By Barbara Raskauskas ; Updated September 21, 2017

Outdoor lighting can serve many purposes such as security lighting, pathway illumination or as a landscape design element. Lighting positioned on a tree can allow for the widest beam shining downward and can be safer than ground-mounted lighting that could be tripped over or hit by a lawnmower. The U.S. Department of Energy suggests using LED (light emitting diode) lights that last longer and illuminate better than incandescent lights. Only a few supplies are needed to attach a lighting mount to a tree.

Examine the desired location for the light at night. With an assistant to hold the ladder, shine a bright flashlight or treble light at the ground or the desired point of illumination from a height of 10 to 15 feet up the tree trunk.

Mark the desired location on the tree. Use spray paint or a rope tied around the tree to mark the location where you want to mount the light on the tree.

Cut a pressure-treated board to use as a base for the light. The board should be 1 inch thick, at least as wide as the base of the light, and at least 2 inches taller than the height of the base of the light.

Center the assembled light on the board and then screw the light to the board, using the screws that came with the light.

Position the board with the attached light at the desired location on the tree. Attach the board to the tree with two 2 1/4-inch galvanized screws, one each at the center top and center bottom of the board.

 

Things You Will Need

  • Ladder
  • Flashlight or treble light
  • Pressure-treated board
  • Galvanized screws
  • Plastic wire clips

Tips

  • Ensure the chosen location does not shine light into windows.
  • U-shaped plastic clips, available in the electric department of a hardware store, can be used to secure the dangling cord to the tree.

Warnings

  • Utility lines or pipes may run below ground on your property, even if the utility is not connected to your house. Before digging the ground to lay underground cable for outside lighting, follow guidelines in your area to have the ground checked for utilities.
  • If branches need to be cut, use extreme care in handling saws or power tools.
  • Have someone hold the ladder to ensure it does not fall away from the tree while you climb.

About the Author

 

Barbara Raskauskas's favorite pursuits are home improvement, landscape design, organic gardening and blogging.
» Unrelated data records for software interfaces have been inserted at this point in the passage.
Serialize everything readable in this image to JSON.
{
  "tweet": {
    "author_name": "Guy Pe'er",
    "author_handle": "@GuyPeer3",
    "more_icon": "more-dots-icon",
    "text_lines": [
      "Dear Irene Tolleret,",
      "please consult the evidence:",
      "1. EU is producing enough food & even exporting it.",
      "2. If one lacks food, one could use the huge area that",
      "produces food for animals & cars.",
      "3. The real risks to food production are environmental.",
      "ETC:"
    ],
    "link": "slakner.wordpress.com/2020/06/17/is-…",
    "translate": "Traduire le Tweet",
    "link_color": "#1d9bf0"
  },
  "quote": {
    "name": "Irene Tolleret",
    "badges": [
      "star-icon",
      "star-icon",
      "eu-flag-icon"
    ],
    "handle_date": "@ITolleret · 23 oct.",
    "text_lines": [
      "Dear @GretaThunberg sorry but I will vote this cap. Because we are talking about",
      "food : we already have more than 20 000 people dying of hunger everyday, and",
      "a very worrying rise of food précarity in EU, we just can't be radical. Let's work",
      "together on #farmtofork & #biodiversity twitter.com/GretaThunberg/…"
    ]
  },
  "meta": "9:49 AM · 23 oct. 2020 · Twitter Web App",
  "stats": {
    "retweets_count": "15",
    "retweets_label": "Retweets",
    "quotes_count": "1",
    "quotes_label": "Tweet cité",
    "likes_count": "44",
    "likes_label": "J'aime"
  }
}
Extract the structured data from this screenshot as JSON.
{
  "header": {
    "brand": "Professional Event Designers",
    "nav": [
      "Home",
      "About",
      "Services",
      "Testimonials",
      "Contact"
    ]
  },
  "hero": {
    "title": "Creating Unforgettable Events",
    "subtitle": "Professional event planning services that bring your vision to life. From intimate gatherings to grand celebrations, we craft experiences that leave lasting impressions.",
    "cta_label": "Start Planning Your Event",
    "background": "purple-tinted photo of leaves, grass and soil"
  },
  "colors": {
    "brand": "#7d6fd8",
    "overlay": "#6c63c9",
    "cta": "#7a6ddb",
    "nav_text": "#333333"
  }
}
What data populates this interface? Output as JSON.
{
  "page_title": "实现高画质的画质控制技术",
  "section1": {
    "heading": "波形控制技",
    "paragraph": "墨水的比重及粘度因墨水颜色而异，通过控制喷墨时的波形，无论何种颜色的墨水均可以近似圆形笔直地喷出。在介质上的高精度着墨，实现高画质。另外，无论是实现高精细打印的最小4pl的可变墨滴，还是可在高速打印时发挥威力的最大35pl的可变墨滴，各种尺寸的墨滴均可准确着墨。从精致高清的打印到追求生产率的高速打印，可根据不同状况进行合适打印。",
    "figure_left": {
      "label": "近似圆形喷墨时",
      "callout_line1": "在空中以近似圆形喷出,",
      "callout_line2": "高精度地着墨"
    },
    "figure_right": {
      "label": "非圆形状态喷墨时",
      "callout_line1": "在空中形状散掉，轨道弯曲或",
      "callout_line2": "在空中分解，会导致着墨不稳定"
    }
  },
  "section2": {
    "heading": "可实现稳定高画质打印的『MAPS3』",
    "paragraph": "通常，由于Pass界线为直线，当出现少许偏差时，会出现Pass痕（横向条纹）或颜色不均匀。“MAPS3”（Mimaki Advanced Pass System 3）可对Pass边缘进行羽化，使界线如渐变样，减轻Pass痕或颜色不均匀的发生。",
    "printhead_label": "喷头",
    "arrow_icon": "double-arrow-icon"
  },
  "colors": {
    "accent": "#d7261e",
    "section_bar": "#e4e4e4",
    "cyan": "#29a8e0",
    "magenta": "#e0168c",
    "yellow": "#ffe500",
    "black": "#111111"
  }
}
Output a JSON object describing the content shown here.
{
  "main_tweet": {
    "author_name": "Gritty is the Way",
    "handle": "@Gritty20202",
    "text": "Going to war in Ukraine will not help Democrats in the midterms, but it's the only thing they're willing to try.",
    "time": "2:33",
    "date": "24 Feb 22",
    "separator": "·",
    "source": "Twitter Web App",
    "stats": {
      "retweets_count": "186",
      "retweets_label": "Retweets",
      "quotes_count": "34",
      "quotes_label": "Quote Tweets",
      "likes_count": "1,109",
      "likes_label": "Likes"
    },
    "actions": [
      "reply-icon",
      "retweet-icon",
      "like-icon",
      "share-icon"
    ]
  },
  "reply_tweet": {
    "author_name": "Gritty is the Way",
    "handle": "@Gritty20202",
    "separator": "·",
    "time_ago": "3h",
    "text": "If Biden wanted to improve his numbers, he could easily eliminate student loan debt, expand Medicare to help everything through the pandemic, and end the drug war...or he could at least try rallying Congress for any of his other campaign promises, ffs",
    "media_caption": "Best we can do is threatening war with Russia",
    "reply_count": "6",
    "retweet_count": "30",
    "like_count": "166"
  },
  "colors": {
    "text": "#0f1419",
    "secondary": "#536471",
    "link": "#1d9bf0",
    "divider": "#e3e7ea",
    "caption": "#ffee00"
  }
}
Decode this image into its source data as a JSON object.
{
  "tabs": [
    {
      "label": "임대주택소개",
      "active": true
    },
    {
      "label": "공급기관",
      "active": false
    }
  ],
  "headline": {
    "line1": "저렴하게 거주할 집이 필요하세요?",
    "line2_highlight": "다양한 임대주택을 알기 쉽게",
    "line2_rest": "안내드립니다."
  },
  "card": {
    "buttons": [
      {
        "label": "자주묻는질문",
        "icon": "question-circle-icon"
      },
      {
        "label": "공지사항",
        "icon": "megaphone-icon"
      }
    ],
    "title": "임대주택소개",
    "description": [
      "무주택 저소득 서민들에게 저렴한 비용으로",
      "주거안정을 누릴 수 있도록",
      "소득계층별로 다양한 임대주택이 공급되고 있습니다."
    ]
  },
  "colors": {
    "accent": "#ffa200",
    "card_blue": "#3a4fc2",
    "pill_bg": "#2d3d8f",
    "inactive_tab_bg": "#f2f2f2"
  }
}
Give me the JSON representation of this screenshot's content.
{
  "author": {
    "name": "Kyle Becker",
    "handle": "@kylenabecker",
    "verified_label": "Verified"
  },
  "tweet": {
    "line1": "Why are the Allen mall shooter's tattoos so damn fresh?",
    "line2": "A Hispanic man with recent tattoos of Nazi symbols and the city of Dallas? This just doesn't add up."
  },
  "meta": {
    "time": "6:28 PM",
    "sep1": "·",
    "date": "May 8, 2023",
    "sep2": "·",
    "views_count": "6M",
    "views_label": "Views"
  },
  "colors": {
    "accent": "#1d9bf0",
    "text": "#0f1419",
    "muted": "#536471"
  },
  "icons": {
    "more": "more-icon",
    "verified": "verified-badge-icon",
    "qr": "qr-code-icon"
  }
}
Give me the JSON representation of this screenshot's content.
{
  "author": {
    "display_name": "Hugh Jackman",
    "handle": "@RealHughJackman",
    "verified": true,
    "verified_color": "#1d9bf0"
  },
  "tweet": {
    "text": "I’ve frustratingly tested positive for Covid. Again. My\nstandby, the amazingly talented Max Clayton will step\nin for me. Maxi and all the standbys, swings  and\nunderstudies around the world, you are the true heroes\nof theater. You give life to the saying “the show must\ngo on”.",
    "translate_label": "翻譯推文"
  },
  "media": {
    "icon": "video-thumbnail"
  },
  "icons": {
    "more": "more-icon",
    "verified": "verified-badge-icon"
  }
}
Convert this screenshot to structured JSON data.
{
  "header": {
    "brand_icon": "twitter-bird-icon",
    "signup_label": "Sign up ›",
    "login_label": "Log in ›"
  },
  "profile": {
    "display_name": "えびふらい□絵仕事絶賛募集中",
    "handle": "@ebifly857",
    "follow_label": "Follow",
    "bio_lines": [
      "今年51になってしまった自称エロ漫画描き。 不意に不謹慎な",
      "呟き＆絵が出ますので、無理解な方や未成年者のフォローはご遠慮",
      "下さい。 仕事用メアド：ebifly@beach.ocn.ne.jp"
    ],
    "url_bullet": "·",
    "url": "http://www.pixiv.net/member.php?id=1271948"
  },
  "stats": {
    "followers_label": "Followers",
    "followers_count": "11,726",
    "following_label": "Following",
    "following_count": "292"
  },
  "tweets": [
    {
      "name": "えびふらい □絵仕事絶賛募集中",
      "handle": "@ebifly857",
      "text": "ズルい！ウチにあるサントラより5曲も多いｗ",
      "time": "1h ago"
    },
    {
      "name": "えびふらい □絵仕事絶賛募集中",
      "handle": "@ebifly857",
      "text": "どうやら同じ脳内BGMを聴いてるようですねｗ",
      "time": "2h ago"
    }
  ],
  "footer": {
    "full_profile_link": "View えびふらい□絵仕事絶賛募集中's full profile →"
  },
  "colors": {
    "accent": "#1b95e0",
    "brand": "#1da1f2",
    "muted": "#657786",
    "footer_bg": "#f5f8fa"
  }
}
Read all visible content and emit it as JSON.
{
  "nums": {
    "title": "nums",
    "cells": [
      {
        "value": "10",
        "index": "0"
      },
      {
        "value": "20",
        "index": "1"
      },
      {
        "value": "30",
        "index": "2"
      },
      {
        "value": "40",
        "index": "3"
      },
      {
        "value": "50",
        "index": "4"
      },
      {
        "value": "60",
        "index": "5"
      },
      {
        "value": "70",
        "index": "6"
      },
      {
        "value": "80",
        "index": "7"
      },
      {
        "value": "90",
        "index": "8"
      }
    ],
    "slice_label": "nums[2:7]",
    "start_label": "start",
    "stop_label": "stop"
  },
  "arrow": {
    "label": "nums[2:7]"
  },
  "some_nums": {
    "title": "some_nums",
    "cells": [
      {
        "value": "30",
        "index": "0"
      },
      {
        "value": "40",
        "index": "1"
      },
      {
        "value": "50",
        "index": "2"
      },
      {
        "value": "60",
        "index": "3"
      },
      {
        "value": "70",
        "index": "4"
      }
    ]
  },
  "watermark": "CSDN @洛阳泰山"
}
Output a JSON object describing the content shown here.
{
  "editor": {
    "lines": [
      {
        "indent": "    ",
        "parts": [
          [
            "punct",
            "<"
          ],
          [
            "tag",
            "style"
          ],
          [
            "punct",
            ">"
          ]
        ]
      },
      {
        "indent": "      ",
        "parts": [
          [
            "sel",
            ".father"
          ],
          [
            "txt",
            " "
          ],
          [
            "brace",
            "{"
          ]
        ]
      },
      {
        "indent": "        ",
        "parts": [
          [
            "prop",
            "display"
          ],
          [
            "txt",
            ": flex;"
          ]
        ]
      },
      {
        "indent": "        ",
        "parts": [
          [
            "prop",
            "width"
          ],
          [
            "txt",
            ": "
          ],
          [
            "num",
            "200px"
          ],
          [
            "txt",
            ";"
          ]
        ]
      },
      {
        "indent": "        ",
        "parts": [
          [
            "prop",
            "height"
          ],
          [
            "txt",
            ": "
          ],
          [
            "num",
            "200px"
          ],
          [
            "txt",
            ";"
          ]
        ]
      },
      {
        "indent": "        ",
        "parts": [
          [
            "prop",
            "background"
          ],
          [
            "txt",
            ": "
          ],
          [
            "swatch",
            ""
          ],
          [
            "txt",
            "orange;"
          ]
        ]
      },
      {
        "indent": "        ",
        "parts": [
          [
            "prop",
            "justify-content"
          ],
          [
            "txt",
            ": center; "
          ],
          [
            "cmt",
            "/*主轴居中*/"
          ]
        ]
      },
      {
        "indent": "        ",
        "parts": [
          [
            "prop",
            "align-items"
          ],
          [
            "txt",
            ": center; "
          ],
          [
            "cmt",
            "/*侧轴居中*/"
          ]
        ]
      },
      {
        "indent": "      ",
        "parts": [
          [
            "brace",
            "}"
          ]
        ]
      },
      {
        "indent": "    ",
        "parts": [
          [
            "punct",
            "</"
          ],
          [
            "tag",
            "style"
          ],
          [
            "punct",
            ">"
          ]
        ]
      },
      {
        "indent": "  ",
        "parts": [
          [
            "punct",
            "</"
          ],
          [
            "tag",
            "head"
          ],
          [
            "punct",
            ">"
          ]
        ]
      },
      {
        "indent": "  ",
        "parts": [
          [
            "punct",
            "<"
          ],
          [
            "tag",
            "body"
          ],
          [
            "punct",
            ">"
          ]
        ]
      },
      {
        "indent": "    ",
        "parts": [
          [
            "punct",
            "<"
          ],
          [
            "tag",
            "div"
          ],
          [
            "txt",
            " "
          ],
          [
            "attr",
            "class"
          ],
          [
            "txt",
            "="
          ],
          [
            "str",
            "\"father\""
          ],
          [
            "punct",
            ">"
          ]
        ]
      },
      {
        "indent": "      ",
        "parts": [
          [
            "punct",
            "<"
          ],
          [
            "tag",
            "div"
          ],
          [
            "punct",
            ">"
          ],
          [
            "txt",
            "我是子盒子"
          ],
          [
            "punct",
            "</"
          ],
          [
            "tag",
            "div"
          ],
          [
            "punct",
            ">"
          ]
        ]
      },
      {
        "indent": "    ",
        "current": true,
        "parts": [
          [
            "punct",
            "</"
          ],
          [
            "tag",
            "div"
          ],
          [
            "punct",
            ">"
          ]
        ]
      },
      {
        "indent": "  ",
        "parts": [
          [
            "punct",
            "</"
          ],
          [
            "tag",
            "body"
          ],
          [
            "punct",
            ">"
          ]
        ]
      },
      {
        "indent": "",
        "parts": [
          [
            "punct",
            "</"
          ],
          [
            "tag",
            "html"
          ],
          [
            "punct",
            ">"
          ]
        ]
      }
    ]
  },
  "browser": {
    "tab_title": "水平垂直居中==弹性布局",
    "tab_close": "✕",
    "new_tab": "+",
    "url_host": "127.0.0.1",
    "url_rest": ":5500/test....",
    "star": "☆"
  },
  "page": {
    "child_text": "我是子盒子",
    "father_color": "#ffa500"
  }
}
Her Internet writing appears on SASS Magazine, AT&T and various other websites. Raskauskas is active in the small business she and her husband have owned since 2000 and is a former MS Office instructor.